Interface dataset entries

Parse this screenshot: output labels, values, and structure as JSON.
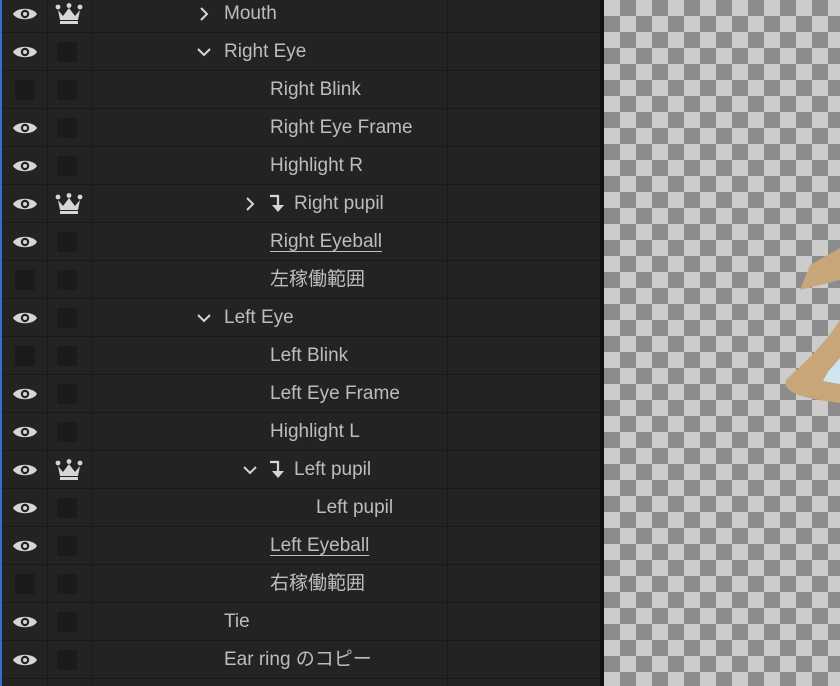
{
  "layers": [
    {
      "name": "Mouth",
      "visible": true,
      "crown": true,
      "expander": "collapsed",
      "clipped": false,
      "underline": false
    },
    {
      "name": "Right Eye",
      "visible": true,
      "crown": false,
      "expander": "expanded",
      "clipped": false,
      "underline": false
    },
    {
      "name": "Right Blink",
      "visible": false,
      "crown": false,
      "expander": "none",
      "clipped": false,
      "underline": false
    },
    {
      "name": "Right Eye Frame",
      "visible": true,
      "crown": false,
      "expander": "none",
      "clipped": false,
      "underline": false
    },
    {
      "name": "Highlight R",
      "visible": true,
      "crown": false,
      "expander": "none",
      "clipped": false,
      "underline": false
    },
    {
      "name": "Right pupil",
      "visible": true,
      "crown": true,
      "expander": "collapsed",
      "clipped": true,
      "underline": false
    },
    {
      "name": "Right Eyeball",
      "visible": true,
      "crown": false,
      "expander": "none",
      "clipped": false,
      "underline": true
    },
    {
      "name": "左稼働範囲",
      "visible": false,
      "crown": false,
      "expander": "none",
      "clipped": false,
      "underline": false
    },
    {
      "name": "Left Eye",
      "visible": true,
      "crown": false,
      "expander": "expanded",
      "clipped": false,
      "underline": false
    },
    {
      "name": "Left Blink",
      "visible": false,
      "crown": false,
      "expander": "none",
      "clipped": false,
      "underline": false
    },
    {
      "name": "Left Eye Frame",
      "visible": true,
      "crown": false,
      "expander": "none",
      "clipped": false,
      "underline": false
    },
    {
      "name": "Highlight L",
      "visible": true,
      "crown": false,
      "expander": "none",
      "clipped": false,
      "underline": false
    },
    {
      "name": "Left pupil",
      "visible": true,
      "crown": true,
      "expander": "expanded",
      "clipped": true,
      "underline": false
    },
    {
      "name": "Left pupil",
      "visible": true,
      "crown": false,
      "expander": "none",
      "clipped": false,
      "underline": false
    },
    {
      "name": "Left Eyeball",
      "visible": true,
      "crown": false,
      "expander": "none",
      "clipped": false,
      "underline": true
    },
    {
      "name": "右稼働範囲",
      "visible": false,
      "crown": false,
      "expander": "none",
      "clipped": false,
      "underline": false
    },
    {
      "name": "Tie",
      "visible": true,
      "crown": false,
      "expander": "none",
      "clipped": false,
      "underline": false
    },
    {
      "name": "Ear ring のコピー",
      "visible": true,
      "crown": false,
      "expander": "none",
      "clipped": false,
      "underline": false
    }
  ],
  "colors": {
    "panel_background": "#232323",
    "label_text": "#bdbdbd",
    "icon": "#d6d6d6",
    "selection_accent": "#2f6fd0",
    "artwork_stroke": "#c9a57a",
    "artwork_fill": "#cfe6f2"
  },
  "icons": {
    "visibility": "eye-icon",
    "crown": "crown-icon",
    "expand": "chevron-right-icon",
    "collapse": "chevron-down-icon",
    "clipping": "clipping-arrow-icon"
  }
}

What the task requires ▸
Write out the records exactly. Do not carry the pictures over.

Result of the exercise ▸
Parse this screenshot: output labels, values, and structure as JSON.
{
  "layers": [
    {
      "name": "Mouth",
      "visible": true,
      "crown": true,
      "expander": "collapsed",
      "clipped": false,
      "underline": false
    },
    {
      "name": "Right Eye",
      "visible": true,
      "crown": false,
      "expander": "expanded",
      "clipped": false,
      "underline": false
    },
    {
      "name": "Right Blink",
      "visible": false,
      "crown": false,
      "expander": "none",
      "clipped": false,
      "underline": false
    },
    {
      "name": "Right Eye Frame",
      "visible": true,
      "crown": false,
      "expander": "none",
      "clipped": false,
      "underline": false
    },
    {
      "name": "Highlight R",
      "visible": true,
      "crown": false,
      "expander": "none",
      "clipped": false,
      "underline": false
    },
    {
      "name": "Right pupil",
      "visible": true,
      "crown": true,
      "expander": "collapsed",
      "clipped": true,
      "underline": false
    },
    {
      "name": "Right Eyeball",
      "visible": true,
      "crown": false,
      "expander": "none",
      "clipped": false,
      "underline": true
    },
    {
      "name": "左稼働範囲",
      "visible": false,
      "crown": false,
      "expander": "none",
      "clipped": false,
      "underline": false
    },
    {
      "name": "Left Eye",
      "visible": true,
      "crown": false,
      "expander": "expanded",
      "clipped": false,
      "underline": false
    },
    {
      "name": "Left Blink",
      "visible": false,
      "crown": false,
      "expander": "none",
      "clipped": false,
      "underline": false
    },
    {
      "name": "Left Eye Frame",
      "visible": true,
      "crown": false,
      "expander": "none",
      "clipped": false,
      "underline": false
    },
    {
      "name": "Highlight L",
      "visible": true,
      "crown": false,
      "expander": "none",
      "clipped": false,
      "underline": false
    },
    {
      "name": "Left pupil",
      "visible": true,
      "crown": true,
      "expander": "expanded",
      "clipped": true,
      "underline": false
    },
    {
      "name": "Left pupil",
      "visible": true,
      "crown": false,
      "expander": "none",
      "clipped": false,
      "underline": false
    },
    {
      "name": "Left Eyeball",
      "visible": true,
      "crown": false,
      "expander": "none",
      "clipped": false,
      "underline": true
    },
    {
      "name": "右稼働範囲",
      "visible": false,
      "crown": false,
      "expander": "none",
      "clipped": false,
      "underline": false
    },
    {
      "name": "Tie",
      "visible": true,
      "crown": false,
      "expander": "none",
      "clipped": false,
      "underline": false
    },
    {
      "name": "Ear ring のコピー",
      "visible": true,
      "crown": false,
      "expander": "none",
      "clipped": false,
      "underline": false
    }
  ],
  "colors": {
    "panel_background": "#232323",
    "label_text": "#bdbdbd",
    "icon": "#d6d6d6",
    "selection_accent": "#2f6fd0",
    "artwork_stroke": "#c9a57a",
    "artwork_fill": "#cfe6f2"
  },
  "icons": {
    "visibility": "eye-icon",
    "crown": "crown-icon",
    "expand": "chevron-right-icon",
    "collapse": "chevron-down-icon",
    "clipping": "clipping-arrow-icon"
  }
}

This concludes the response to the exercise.